### Instructions for the task
The records below need to be printed in full. Keep each one exact.

[Web page and app entries]
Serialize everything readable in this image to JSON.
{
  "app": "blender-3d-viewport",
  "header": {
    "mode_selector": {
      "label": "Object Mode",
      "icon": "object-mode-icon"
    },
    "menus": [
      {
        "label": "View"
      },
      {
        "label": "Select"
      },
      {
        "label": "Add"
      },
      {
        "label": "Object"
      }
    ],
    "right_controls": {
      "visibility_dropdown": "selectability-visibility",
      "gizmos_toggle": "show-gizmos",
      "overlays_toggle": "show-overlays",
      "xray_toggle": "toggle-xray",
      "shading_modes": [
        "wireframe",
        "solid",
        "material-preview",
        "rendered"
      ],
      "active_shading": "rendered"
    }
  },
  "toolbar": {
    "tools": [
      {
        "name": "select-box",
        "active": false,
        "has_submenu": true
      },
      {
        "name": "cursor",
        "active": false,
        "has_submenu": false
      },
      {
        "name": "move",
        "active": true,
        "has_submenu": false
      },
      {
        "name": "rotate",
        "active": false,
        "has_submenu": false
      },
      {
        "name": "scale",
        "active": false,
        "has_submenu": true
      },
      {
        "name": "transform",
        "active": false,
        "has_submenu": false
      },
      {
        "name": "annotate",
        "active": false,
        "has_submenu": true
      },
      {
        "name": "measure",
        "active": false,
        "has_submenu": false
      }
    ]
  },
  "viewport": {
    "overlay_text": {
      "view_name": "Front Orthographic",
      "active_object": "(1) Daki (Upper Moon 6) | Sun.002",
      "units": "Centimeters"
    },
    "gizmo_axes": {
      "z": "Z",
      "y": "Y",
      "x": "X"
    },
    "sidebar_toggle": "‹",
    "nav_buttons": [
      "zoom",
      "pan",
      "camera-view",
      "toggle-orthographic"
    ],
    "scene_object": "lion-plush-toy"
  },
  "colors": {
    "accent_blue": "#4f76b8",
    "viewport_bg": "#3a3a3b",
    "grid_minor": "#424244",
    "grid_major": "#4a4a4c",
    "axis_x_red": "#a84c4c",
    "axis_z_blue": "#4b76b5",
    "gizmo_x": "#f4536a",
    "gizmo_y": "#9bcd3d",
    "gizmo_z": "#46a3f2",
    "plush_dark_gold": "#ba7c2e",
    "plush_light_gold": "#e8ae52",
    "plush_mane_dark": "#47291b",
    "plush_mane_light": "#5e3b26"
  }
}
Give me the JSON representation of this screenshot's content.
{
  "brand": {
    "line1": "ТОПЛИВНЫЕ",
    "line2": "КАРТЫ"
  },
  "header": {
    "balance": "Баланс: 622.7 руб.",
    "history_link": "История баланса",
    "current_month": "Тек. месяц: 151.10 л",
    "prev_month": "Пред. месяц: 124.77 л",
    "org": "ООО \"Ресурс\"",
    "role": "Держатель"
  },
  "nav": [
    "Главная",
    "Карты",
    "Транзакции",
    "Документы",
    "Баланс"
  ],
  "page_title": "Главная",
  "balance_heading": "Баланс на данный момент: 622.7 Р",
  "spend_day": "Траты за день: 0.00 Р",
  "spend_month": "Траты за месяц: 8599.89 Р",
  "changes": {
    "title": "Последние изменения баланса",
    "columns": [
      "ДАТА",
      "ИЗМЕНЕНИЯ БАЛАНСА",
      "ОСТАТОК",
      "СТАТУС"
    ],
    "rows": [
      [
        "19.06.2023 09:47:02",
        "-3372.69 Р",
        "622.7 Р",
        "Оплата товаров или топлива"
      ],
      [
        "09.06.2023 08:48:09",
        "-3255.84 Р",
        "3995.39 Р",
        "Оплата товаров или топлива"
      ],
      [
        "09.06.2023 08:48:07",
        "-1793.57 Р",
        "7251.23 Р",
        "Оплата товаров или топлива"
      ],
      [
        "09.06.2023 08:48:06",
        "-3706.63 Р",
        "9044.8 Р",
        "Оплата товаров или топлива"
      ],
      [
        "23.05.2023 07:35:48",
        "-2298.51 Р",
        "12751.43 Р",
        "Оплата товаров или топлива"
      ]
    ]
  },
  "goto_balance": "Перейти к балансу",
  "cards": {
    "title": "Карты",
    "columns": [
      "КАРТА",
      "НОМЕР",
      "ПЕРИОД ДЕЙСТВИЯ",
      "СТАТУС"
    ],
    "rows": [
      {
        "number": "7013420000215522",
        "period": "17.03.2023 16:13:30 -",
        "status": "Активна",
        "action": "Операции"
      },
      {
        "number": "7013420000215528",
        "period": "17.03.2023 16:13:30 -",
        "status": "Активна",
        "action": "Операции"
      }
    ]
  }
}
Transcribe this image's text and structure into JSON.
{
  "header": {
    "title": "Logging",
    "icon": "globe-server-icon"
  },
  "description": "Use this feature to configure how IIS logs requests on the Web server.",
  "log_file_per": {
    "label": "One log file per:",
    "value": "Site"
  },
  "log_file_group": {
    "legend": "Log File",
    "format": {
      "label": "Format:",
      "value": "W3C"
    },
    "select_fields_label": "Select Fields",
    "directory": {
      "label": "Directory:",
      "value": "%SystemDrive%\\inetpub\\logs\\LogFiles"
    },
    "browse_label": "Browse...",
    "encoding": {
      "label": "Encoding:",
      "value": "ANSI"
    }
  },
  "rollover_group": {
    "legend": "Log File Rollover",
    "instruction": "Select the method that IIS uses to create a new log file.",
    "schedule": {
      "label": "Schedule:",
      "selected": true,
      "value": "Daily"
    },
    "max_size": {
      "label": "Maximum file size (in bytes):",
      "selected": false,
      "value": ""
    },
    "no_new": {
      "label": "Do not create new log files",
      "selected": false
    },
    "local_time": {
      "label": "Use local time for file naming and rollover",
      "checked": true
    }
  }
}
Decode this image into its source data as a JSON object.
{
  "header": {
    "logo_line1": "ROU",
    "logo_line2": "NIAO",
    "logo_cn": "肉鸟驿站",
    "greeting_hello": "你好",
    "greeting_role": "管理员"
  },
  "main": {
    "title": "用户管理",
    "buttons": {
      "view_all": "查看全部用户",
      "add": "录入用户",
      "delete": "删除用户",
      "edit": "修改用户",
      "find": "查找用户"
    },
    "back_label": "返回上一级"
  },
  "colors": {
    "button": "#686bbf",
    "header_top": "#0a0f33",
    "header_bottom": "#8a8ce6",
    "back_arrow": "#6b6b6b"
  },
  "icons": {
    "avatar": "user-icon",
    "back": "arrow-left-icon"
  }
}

### Result of the exercise
Serialize everything readable in this image to JSON.
{
  "app": "blender-3d-viewport",
  "header": {
    "mode_selector": {
      "label": "Object Mode",
      "icon": "object-mode-icon"
    },
    "menus": [
      {
        "label": "View"
      },
      {
        "label": "Select"
      },
      {
        "label": "Add"
      },
      {
        "label": "Object"
      }
    ],
    "right_controls": {
      "visibility_dropdown": "selectability-visibility",
      "gizmos_toggle": "show-gizmos",
      "overlays_toggle": "show-overlays",
      "xray_toggle": "toggle-xray",
      "shading_modes": [
        "wireframe",
        "solid",
        "material-preview",
        "rendered"
      ],
      "active_shading": "rendered"
    }
  },
  "toolbar": {
    "tools": [
      {
        "name": "select-box",
        "active": false,
        "has_submenu": true
      },
      {
        "name": "cursor",
        "active": false,
        "has_submenu": false
      },
      {
        "name": "move",
        "active": true,
        "has_submenu": false
      },
      {
        "name": "rotate",
        "active": false,
        "has_submenu": false
      },
      {
        "name": "scale",
        "active": false,
        "has_submenu": true
      },
      {
        "name": "transform",
        "active": false,
        "has_submenu": false
      },
      {
        "name": "annotate",
        "active": false,
        "has_submenu": true
      },
      {
        "name": "measure",
        "active": false,
        "has_submenu": false
      }
    ]
  },
  "viewport": {
    "overlay_text": {
      "view_name": "Front Orthographic",
      "active_object": "(1) Daki (Upper Moon 6) | Sun.002",
      "units": "Centimeters"
    },
    "gizmo_axes": {
      "z": "Z",
      "y": "Y",
      "x": "X"
    },
    "sidebar_toggle": "‹",
    "nav_buttons": [
      "zoom",
      "pan",
      "camera-view",
      "toggle-orthographic"
    ],
    "scene_object": "lion-plush-toy"
  },
  "colors": {
    "accent_blue": "#4f76b8",
    "viewport_bg": "#3a3a3b",
    "grid_minor": "#424244",
    "grid_major": "#4a4a4c",
    "axis_x_red": "#a84c4c",
    "axis_z_blue": "#4b76b5",
    "gizmo_x": "#f4536a",
    "gizmo_y": "#9bcd3d",
    "gizmo_z": "#46a3f2",
    "plush_dark_gold": "#ba7c2e",
    "plush_light_gold": "#e8ae52",
    "plush_mane_dark": "#47291b",
    "plush_mane_light": "#5e3b26"
  }
}
Give me the JSON representation of this screenshot's content.
{
  "brand": {
    "line1": "ТОПЛИВНЫЕ",
    "line2": "КАРТЫ"
  },
  "header": {
    "balance": "Баланс: 622.7 руб.",
    "history_link": "История баланса",
    "current_month": "Тек. месяц: 151.10 л",
    "prev_month": "Пред. месяц: 124.77 л",
    "org": "ООО \"Ресурс\"",
    "role": "Держатель"
  },
  "nav": [
    "Главная",
    "Карты",
    "Транзакции",
    "Документы",
    "Баланс"
  ],
  "page_title": "Главная",
  "balance_heading": "Баланс на данный момент: 622.7 Р",
  "spend_day": "Траты за день: 0.00 Р",
  "spend_month": "Траты за месяц: 8599.89 Р",
  "changes": {
    "title": "Последние изменения баланса",
    "columns": [
      "ДАТА",
      "ИЗМЕНЕНИЯ БАЛАНСА",
      "ОСТАТОК",
      "СТАТУС"
    ],
    "rows": [
      [
        "19.06.2023 09:47:02",
        "-3372.69 Р",
        "622.7 Р",
        "Оплата товаров или топлива"
      ],
      [
        "09.06.2023 08:48:09",
        "-3255.84 Р",
        "3995.39 Р",
        "Оплата товаров или топлива"
      ],
      [
        "09.06.2023 08:48:07",
        "-1793.57 Р",
        "7251.23 Р",
        "Оплата товаров или топлива"
      ],
      [
        "09.06.2023 08:48:06",
        "-3706.63 Р",
        "9044.8 Р",
        "Оплата товаров или топлива"
      ],
      [
        "23.05.2023 07:35:48",
        "-2298.51 Р",
        "12751.43 Р",
        "Оплата товаров или топлива"
      ]
    ]
  },
  "goto_balance": "Перейти к балансу",
  "cards": {
    "title": "Карты",
    "columns": [
      "КАРТА",
      "НОМЕР",
      "ПЕРИОД ДЕЙСТВИЯ",
      "СТАТУС"
    ],
    "rows": [
      {
        "number": "7013420000215522",
        "period": "17.03.2023 16:13:30 -",
        "status": "Активна",
        "action": "Операции"
      },
      {
        "number": "7013420000215528",
        "period": "17.03.2023 16:13:30 -",
        "status": "Активна",
        "action": "Операции"
      }
    ]
  }
}
Transcribe this image's text and structure into JSON.
{
  "header": {
    "title": "Logging",
    "icon": "globe-server-icon"
  },
  "description": "Use this feature to configure how IIS logs requests on the Web server.",
  "log_file_per": {
    "label": "One log file per:",
    "value": "Site"
  },
  "log_file_group": {
    "legend": "Log File",
    "format": {
      "label": "Format:",
      "value": "W3C"
    },
    "select_fields_label": "Select Fields",
    "directory": {
      "label": "Directory:",
      "value": "%SystemDrive%\\inetpub\\logs\\LogFiles"
    },
    "browse_label": "Browse...",
    "encoding": {
      "label": "Encoding:",
      "value": "ANSI"
    }
  },
  "rollover_group": {
    "legend": "Log File Rollover",
    "instruction": "Select the method that IIS uses to create a new log file.",
    "schedule": {
      "label": "Schedule:",
      "selected": true,
      "value": "Daily"
    },
    "max_size": {
      "label": "Maximum file size (in bytes):",
      "selected": false,
      "value": ""
    },
    "no_new": {
      "label": "Do not create new log files",
      "selected": false
    },
    "local_time": {
      "label": "Use local time for file naming and rollover",
      "checked": true
    }
  }
}
Decode this image into its source data as a JSON object.
{
  "header": {
    "logo_line1": "ROU",
    "logo_line2": "NIAO",
    "logo_cn": "肉鸟驿站",
    "greeting_hello": "你好",
    "greeting_role": "管理员"
  },
  "main": {
    "title": "用户管理",
    "buttons": {
      "view_all": "查看全部用户",
      "add": "录入用户",
      "delete": "删除用户",
      "edit": "修改用户",
      "find": "查找用户"
    },
    "back_label": "返回上一级"
  },
  "colors": {
    "button": "#686bbf",
    "header_top": "#0a0f33",
    "header_bottom": "#8a8ce6",
    "back_arrow": "#6b6b6b"
  },
  "icons": {
    "avatar": "user-icon",
    "back": "arrow-left-icon"
  }
}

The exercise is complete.